Entries on Asia
Leadership, Policy and Economic Development in Nigeria and Singapore: a Comparative (1960 - 1990) is a sweeping comparison of Nigeria and Singapore on their economic development performances. It further critically assesses how leaderships in the two countries were able to influence these performances through their economic policies and developmental efforts. Particular emphasis is placed on between 1960 and 1990; although post 1990 is briefly captured but strictly on economic policies and performances of successive governments. This book elementrifies foundational reasons why the two countries have divergent economic development statistics despite starting with homologous economic statistics in the 1960s, with cross-national opportunities and constraints. It reveals how the two different and newly independent countries in the 60s followed different paths toward nation building. The correlations between leadership, economic policymaking and implementation, and economic development are established. The period of 1960 to 1990 played key, formative roles in the both countries’ economic development narratives. Within the three decades, Singapore was transformed from a third to first world country while Nigeria was caught up with International Monetary Fund’s Structural Adjustment Program. This Comparative Study captures cross-national differences and finds out lessons Nigeria can learn from Singapore in pursuing an inclusive and sustainable economic development. This book is a fitting primary source for students, scholars and researchers of development studies, public policy, development economics, leadership, governance and regional development.
For some years now, there have been series of researches focusing on Nigeria`s development. Many of these researches tend to focus more on how bad and poor the Nigeria economy and the nation as a whole have performed in its 50 years of independent. Although there are no doubt as to whether these claims by researchers that Nigeria as a country have failed in many ways and have disappointed its citizens as far as ensuring economic development, social order and peace and tranquillity is concerned. However, many of these researches failed ability(from the beginning)to recognize the facts that unique experiences shapes and reshapes both people and nations and that these experiences tends to impact and affects nations both positively and negatively. In the case of Nigeria, it was a negative impact due to the long period of civil war, series of the military coup and an era of unpatriotic and visionless elites who constituted themselves as leaders.These factors have led to an economic, social, political and educational downturn and breakdown of infrastructure, social and cultural forces and the collapse of both political and economic structures and institutions.

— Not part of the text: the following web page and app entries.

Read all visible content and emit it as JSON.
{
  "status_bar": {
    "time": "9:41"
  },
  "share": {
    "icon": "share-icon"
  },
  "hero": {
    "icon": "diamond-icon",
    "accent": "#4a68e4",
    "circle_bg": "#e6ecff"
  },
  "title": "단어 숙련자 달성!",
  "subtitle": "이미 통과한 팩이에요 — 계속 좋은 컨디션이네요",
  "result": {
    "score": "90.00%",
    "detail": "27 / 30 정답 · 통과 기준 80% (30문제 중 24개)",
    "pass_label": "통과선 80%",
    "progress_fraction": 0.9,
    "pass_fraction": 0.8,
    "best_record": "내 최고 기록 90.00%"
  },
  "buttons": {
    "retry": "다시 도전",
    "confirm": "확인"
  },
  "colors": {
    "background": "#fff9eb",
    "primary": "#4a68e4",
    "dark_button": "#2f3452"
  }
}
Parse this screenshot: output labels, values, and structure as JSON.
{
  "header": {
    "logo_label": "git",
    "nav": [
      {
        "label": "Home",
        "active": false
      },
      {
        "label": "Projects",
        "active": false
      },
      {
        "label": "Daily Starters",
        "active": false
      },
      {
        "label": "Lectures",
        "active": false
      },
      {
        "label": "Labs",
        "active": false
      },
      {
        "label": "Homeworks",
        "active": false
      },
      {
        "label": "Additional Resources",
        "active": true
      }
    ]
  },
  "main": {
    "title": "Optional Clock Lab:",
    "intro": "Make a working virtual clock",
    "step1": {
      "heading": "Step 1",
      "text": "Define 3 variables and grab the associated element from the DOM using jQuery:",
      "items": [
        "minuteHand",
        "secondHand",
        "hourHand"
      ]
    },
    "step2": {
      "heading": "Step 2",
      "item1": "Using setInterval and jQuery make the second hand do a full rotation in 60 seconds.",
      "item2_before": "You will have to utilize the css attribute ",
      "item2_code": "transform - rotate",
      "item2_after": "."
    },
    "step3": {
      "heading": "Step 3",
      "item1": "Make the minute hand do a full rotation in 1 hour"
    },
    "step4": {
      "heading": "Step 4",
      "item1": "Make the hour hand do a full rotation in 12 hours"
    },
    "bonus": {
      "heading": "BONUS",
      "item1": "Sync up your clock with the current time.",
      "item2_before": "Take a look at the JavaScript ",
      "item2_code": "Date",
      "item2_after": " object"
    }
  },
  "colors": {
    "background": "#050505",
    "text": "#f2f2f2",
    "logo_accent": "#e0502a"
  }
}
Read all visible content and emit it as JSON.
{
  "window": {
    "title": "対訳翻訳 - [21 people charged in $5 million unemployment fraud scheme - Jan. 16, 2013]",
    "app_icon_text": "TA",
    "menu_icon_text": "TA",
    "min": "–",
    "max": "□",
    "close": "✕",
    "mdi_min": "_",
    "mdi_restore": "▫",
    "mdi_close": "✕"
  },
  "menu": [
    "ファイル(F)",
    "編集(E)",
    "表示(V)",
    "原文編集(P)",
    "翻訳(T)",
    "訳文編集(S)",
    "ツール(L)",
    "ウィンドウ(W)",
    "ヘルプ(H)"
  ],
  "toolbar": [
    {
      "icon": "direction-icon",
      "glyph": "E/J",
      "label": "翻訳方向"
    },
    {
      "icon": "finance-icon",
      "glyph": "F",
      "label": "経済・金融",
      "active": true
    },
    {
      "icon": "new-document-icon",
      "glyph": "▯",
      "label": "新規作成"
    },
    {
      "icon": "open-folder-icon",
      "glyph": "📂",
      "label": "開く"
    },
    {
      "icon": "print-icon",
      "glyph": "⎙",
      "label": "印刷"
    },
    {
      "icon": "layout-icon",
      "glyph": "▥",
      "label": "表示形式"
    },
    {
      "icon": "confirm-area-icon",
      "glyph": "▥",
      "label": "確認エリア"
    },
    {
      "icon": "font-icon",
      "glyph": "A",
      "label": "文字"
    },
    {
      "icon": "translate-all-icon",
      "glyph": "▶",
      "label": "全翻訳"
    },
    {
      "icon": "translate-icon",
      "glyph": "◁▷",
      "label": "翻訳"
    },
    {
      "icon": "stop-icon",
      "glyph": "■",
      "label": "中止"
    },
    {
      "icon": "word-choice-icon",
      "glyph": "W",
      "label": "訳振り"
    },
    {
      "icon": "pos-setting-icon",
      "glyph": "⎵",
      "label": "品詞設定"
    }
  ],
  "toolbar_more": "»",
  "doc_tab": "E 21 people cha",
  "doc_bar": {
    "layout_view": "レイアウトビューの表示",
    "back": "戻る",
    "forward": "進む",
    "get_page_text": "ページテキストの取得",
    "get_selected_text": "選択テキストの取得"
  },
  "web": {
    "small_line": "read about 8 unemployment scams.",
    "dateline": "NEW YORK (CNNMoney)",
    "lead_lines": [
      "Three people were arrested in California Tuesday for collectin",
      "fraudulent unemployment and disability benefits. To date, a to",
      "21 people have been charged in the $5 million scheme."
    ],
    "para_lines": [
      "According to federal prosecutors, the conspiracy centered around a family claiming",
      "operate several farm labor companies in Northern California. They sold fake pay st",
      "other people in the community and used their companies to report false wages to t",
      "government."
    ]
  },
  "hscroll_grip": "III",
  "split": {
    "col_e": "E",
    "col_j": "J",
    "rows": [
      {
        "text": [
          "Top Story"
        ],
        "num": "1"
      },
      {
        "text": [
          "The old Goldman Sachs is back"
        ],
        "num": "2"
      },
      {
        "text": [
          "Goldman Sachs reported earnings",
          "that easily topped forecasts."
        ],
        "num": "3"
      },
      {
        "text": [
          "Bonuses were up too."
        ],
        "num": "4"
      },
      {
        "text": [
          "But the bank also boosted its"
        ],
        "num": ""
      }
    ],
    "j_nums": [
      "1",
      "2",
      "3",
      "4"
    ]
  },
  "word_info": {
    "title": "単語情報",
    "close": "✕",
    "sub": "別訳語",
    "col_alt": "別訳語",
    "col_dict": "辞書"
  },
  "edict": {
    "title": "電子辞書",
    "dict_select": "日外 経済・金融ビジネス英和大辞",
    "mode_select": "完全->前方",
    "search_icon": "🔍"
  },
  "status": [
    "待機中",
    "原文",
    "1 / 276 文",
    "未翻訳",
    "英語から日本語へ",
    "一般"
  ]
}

The cycle of violence being unleashed on Nigerians by the fundamentalist group, Boko Haram has heightened fears among the populace and the international community that the hostility has gone beyond religions or political colouration. Going by the latest report from the Human Rights Watch (HRW), about 935 has been killed since 2009 when the sect began its onslaught on the country. The dangerous dimension the insecurity challenge has become a great source of worry as security experts affirm that what is on ground has shifted to the realm of terrorism, a global phenomenon where no one is safe. It is lamentable, however, that the security organizations have failed to tackle the challenges, even as they have become the target of terrorists who have never hidden their disdain for the intelligence and law enforcement community. By seemingly clueless, but promises are not enough. The populace demands a respite from this state of fear and insecurity. The coordinated assaults from the Boko Haram sect in the northern part of the country, besides making life miserable for Nigerians, is a danger to the unity and corporate existence of Nigeria. A multidimensional approach to tackle their threat must be urgently launched by the government.
Since 1999, the high turnover of lawmakers in the country has been a source of concern to not a few stakeholders but to academics. It was therefore not surprising that the National Institute for Legislative Studies (NILS) in its latest report conducted in 2014 revealed that Nigeria has the of the Federal Republic of Nigeria requires the legislators to gain the requisite experience to effectively lowest retention rate of lawmakers in the national parliament in the world. The 1999 Constitution discharges their mandate. Consequently, there is decision not to limit the number of times a performing legislator could be re-elected. Despite this, the electorates have the constitutional right to elect or re-elect a legislator. The incessant high turnover of National Assembly members provides a new challenge to democracy. That is, at the inception, one would wonder the level of constructive contributions that would be expected from inexperienced legislators. Re-election of a legislator should under normal circumstance be based on his or her performance and contribution in lawmaking process, representation and oversight functions as well as constituency accountability.